(Component data from apps and pages)
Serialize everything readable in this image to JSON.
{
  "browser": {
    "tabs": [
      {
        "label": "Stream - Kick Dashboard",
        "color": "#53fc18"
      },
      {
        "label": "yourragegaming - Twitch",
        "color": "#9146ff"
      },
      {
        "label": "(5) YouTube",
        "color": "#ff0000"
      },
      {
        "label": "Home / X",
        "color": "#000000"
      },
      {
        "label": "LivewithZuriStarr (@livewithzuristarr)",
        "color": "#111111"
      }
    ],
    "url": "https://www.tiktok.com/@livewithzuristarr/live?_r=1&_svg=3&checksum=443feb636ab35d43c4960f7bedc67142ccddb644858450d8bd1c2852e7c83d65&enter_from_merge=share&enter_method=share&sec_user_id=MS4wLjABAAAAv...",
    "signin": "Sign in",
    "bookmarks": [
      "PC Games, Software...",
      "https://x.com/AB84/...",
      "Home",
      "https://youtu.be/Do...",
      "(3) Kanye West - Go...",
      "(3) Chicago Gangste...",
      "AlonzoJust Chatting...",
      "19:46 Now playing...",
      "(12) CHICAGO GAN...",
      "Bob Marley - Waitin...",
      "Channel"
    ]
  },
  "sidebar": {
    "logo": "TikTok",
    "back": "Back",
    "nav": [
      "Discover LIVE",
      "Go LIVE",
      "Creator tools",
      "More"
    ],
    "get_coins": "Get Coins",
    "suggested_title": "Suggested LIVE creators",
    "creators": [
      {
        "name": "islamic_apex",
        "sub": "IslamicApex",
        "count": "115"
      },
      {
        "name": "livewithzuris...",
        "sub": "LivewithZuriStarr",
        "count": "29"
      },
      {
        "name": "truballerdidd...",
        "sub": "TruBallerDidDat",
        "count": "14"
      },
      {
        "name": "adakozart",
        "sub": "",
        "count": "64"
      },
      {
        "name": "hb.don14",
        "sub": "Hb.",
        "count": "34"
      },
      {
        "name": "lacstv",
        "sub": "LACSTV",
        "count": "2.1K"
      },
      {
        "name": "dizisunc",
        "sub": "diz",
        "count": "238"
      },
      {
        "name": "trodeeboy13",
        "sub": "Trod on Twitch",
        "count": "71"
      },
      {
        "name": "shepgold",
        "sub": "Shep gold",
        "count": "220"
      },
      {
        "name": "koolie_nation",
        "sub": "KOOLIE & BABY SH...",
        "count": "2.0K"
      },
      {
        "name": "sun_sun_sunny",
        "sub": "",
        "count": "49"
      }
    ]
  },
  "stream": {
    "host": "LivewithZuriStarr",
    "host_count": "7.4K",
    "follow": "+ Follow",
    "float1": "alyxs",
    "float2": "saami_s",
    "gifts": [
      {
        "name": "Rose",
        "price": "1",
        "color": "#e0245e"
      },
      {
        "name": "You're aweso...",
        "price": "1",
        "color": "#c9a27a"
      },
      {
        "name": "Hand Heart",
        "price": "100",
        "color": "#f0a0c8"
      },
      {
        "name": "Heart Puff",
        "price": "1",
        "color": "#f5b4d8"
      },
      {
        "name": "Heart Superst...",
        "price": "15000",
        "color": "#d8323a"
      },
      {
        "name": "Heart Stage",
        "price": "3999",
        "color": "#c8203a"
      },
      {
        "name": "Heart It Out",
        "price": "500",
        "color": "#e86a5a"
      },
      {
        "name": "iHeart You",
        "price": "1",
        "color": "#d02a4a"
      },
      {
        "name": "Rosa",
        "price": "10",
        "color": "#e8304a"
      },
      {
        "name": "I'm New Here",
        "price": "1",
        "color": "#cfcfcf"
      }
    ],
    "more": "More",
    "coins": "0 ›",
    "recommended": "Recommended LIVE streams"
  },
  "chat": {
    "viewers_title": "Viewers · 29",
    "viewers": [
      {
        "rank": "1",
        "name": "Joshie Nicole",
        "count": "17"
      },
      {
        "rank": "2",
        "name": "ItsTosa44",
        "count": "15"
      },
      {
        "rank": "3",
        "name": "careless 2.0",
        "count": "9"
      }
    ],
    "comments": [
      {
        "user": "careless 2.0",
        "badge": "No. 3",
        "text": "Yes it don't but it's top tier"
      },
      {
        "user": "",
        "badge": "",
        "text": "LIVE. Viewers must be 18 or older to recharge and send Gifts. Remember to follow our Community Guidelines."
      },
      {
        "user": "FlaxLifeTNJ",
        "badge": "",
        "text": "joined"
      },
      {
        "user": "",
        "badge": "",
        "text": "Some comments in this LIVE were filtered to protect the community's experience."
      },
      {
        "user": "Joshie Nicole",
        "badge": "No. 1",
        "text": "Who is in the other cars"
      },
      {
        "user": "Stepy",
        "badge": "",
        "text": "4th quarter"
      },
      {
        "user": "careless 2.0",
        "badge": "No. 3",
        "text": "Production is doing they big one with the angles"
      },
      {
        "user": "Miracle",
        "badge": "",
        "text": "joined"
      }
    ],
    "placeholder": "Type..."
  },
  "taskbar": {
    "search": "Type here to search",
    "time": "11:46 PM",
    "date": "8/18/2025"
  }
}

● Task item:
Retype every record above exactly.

● Output:
Serialize everything readable in this image to JSON.
{
  "browser": {
    "tabs": [
      {
        "label": "Stream - Kick Dashboard",
        "color": "#53fc18"
      },
      {
        "label": "yourragegaming - Twitch",
        "color": "#9146ff"
      },
      {
        "label": "(5) YouTube",
        "color": "#ff0000"
      },
      {
        "label": "Home / X",
        "color": "#000000"
      },
      {
        "label": "LivewithZuriStarr (@livewithzuristarr)",
        "color": "#111111"
      }
    ],
    "url": "https://www.tiktok.com/@livewithzuristarr/live?_r=1&_svg=3&checksum=443feb636ab35d43c4960f7bedc67142ccddb644858450d8bd1c2852e7c83d65&enter_from_merge=share&enter_method=share&sec_user_id=MS4wLjABAAAAv...",
    "signin": "Sign in",
    "bookmarks": [
      "PC Games, Software...",
      "https://x.com/AB84/...",
      "Home",
      "https://youtu.be/Do...",
      "(3) Kanye West - Go...",
      "(3) Chicago Gangste...",
      "AlonzoJust Chatting...",
      "19:46 Now playing...",
      "(12) CHICAGO GAN...",
      "Bob Marley - Waitin...",
      "Channel"
    ]
  },
  "sidebar": {
    "logo": "TikTok",
    "back": "Back",
    "nav": [
      "Discover LIVE",
      "Go LIVE",
      "Creator tools",
      "More"
    ],
    "get_coins": "Get Coins",
    "suggested_title": "Suggested LIVE creators",
    "creators": [
      {
        "name": "islamic_apex",
        "sub": "IslamicApex",
        "count": "115"
      },
      {
        "name": "livewithzuris...",
        "sub": "LivewithZuriStarr",
        "count": "29"
      },
      {
        "name": "truballerdidd...",
        "sub": "TruBallerDidDat",
        "count": "14"
      },
      {
        "name": "adakozart",
        "sub": "",
        "count": "64"
      },
      {
        "name": "hb.don14",
        "sub": "Hb.",
        "count": "34"
      },
      {
        "name": "lacstv",
        "sub": "LACSTV",
        "count": "2.1K"
      },
      {
        "name": "dizisunc",
        "sub": "diz",
        "count": "238"
      },
      {
        "name": "trodeeboy13",
        "sub": "Trod on Twitch",
        "count": "71"
      },
      {
        "name": "shepgold",
        "sub": "Shep gold",
        "count": "220"
      },
      {
        "name": "koolie_nation",
        "sub": "KOOLIE & BABY SH...",
        "count": "2.0K"
      },
      {
        "name": "sun_sun_sunny",
        "sub": "",
        "count": "49"
      }
    ]
  },
  "stream": {
    "host": "LivewithZuriStarr",
    "host_count": "7.4K",
    "follow": "+ Follow",
    "float1": "alyxs",
    "float2": "saami_s",
    "gifts": [
      {
        "name": "Rose",
        "price": "1",
        "color": "#e0245e"
      },
      {
        "name": "You're aweso...",
        "price": "1",
        "color": "#c9a27a"
      },
      {
        "name": "Hand Heart",
        "price": "100",
        "color": "#f0a0c8"
      },
      {
        "name": "Heart Puff",
        "price": "1",
        "color": "#f5b4d8"
      },
      {
        "name": "Heart Superst...",
        "price": "15000",
        "color": "#d8323a"
      },
      {
        "name": "Heart Stage",
        "price": "3999",
        "color": "#c8203a"
      },
      {
        "name": "Heart It Out",
        "price": "500",
        "color": "#e86a5a"
      },
      {
        "name": "iHeart You",
        "price": "1",
        "color": "#d02a4a"
      },
      {
        "name": "Rosa",
        "price": "10",
        "color": "#e8304a"
      },
      {
        "name": "I'm New Here",
        "price": "1",
        "color": "#cfcfcf"
      }
    ],
    "more": "More",
    "coins": "0 ›",
    "recommended": "Recommended LIVE streams"
  },
  "chat": {
    "viewers_title": "Viewers · 29",
    "viewers": [
      {
        "rank": "1",
        "name": "Joshie Nicole",
        "count": "17"
      },
      {
        "rank": "2",
        "name": "ItsTosa44",
        "count": "15"
      },
      {
        "rank": "3",
        "name": "careless 2.0",
        "count": "9"
      }
    ],
    "comments": [
      {
        "user": "careless 2.0",
        "badge": "No. 3",
        "text": "Yes it don't but it's top tier"
      },
      {
        "user": "",
        "badge": "",
        "text": "LIVE. Viewers must be 18 or older to recharge and send Gifts. Remember to follow our Community Guidelines."
      },
      {
        "user": "FlaxLifeTNJ",
        "badge": "",
        "text": "joined"
      },
      {
        "user": "",
        "badge": "",
        "text": "Some comments in this LIVE were filtered to protect the community's experience."
      },
      {
        "user": "Joshie Nicole",
        "badge": "No. 1",
        "text": "Who is in the other cars"
      },
      {
        "user": "Stepy",
        "badge": "",
        "text": "4th quarter"
      },
      {
        "user": "careless 2.0",
        "badge": "No. 3",
        "text": "Production is doing they big one with the angles"
      },
      {
        "user": "Miracle",
        "badge": "",
        "text": "joined"
      }
    ],
    "placeholder": "Type..."
  },
  "taskbar": {
    "search": "Type here to search",
    "time": "11:46 PM",
    "date": "8/18/2025"
  }
}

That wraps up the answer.